Over the past several weeks, the students and staff at Orangeville Christian School have welcomed many visitors to our school. The office has been busy with inquiries, tours and admission interviews with prospective families and students. Explaining to prospective families what Christian education is and is not is an important task.
The article below is an explanation of what Christian education is not that was posted by blogger Joe Carter, senior editor at Acton Institute (www.acton.org), on April 30, 2012, in Educational Choice.
“Each generation needs to re-own the rationale for Christian education,” says James K.A. Smith, Calvin College professor of philosophy and the author of Desiring the Kingdom, “to ask ourselves, ‘Why did we do this?’ and ‘Should we keep doing this?”
In answering such questions, Smith notes, “it might be helpful to point out what Christian education is not.”
Christian education is not meant to be merely “safe” education. The impetus for Christian schooling is not a protectionist concern, driven by fear, to sequester children from the big, bad world. Christian schools are not meant to be moral bubbles or holy huddles where children are encouraged to stick their heads in the sand.
Rather, Christian schools are called to be like Aslan in the Chronicles of Narnia; not safe, but good. Instead of antiseptic moral bubbles, Christian schools are moral incubators that help students not only to see the glories of God’s creation but also to discern and understand the brokenness of this fallen world.
While the Christian classroom makes room for appreciating the stunning complexity of cell biology and the rich diversity of world cultures, it’s also a place to understand the systemic injustices behind racism and the macroeconomics of poverty. Christian schools are not places for preserving a naïve innocence; they are laboratories to form children who see that our broken world is full of widows, orphans, and strangers we are called to love and welcome.

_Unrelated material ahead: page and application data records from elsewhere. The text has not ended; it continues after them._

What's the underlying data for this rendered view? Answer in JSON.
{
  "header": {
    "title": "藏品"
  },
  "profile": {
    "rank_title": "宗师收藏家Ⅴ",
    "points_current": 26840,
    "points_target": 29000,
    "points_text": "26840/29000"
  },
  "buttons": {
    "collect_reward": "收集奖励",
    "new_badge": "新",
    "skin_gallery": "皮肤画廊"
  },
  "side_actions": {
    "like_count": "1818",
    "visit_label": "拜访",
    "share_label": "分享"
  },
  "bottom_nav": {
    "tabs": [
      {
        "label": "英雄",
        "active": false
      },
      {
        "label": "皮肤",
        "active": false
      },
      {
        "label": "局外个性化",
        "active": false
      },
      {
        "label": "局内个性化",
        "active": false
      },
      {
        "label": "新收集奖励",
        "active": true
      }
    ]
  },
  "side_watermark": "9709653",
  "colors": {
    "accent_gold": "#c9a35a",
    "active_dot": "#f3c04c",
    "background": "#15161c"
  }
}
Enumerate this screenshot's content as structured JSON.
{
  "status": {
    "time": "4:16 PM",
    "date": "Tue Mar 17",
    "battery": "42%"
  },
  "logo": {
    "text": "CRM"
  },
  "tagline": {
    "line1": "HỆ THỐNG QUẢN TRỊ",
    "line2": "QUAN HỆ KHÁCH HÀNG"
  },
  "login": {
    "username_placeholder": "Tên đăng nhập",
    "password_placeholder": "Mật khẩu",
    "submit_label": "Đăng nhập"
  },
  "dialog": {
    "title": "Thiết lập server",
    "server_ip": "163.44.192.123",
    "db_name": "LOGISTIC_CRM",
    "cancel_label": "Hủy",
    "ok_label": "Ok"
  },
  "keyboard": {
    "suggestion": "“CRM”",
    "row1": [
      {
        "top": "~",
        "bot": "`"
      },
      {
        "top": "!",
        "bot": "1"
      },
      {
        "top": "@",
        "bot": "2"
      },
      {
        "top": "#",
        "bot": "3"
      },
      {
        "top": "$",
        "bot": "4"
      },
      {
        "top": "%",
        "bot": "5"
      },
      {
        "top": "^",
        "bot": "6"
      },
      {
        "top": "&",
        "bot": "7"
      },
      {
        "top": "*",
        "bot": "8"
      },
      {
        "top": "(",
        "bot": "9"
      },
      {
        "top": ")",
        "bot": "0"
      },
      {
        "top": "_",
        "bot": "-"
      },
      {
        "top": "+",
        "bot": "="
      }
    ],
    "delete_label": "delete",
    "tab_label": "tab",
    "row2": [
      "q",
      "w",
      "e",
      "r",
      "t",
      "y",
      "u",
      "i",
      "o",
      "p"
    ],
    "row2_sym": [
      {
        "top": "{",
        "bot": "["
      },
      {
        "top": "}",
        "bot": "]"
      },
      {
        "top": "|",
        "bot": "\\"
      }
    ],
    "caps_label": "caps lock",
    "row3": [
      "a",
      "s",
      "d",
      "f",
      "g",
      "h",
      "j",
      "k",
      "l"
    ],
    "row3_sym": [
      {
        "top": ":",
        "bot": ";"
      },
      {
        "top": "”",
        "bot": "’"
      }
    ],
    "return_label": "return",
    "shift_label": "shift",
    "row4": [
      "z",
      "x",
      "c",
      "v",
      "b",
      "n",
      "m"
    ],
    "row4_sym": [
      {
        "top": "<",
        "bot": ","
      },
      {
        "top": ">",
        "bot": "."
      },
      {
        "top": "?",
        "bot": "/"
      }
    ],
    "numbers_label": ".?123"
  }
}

In short, Christian schools are not a withdrawal from the world; they are a lens and microscope through which to see the world in all its broken beauty.